*** Records provided Section Begins ***

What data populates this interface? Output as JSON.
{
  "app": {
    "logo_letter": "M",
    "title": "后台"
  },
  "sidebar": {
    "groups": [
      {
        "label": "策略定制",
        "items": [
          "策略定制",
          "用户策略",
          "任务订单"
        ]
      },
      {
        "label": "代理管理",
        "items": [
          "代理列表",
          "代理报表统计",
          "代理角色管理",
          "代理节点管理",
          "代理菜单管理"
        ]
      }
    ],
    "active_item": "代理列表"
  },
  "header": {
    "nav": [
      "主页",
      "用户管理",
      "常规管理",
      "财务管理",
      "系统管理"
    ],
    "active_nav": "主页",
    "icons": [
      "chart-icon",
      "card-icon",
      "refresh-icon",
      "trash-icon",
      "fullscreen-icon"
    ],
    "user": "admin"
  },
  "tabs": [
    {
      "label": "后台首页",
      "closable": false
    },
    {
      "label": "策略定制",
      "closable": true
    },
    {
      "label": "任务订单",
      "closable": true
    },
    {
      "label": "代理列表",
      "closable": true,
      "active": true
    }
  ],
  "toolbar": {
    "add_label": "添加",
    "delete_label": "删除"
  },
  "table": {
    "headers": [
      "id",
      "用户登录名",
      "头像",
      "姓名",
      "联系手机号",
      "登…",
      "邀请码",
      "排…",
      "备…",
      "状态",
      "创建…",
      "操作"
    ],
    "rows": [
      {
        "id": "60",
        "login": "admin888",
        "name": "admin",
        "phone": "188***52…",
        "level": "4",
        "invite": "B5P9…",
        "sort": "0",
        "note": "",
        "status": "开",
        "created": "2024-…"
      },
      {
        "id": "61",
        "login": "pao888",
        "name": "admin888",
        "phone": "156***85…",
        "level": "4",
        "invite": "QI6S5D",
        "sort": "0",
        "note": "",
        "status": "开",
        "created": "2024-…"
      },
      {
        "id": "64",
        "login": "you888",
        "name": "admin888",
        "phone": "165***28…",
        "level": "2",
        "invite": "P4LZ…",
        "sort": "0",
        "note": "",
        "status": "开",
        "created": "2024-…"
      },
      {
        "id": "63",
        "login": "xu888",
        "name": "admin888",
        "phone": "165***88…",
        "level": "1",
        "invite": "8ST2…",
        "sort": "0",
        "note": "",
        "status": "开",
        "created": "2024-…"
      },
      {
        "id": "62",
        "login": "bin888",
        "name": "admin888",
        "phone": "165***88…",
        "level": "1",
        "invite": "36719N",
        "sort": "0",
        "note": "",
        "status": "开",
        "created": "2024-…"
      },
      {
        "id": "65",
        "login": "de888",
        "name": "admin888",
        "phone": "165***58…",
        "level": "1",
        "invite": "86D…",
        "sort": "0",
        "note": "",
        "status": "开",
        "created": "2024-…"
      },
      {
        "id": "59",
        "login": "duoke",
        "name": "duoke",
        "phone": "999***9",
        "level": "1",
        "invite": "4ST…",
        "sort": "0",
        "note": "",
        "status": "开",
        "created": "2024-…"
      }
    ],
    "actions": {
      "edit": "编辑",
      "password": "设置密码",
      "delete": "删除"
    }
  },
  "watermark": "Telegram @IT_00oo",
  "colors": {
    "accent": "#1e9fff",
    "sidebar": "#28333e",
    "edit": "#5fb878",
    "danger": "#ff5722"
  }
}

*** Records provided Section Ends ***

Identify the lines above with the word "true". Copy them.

      "closable": true
      "closable": true
      "closable": true,
      "active": true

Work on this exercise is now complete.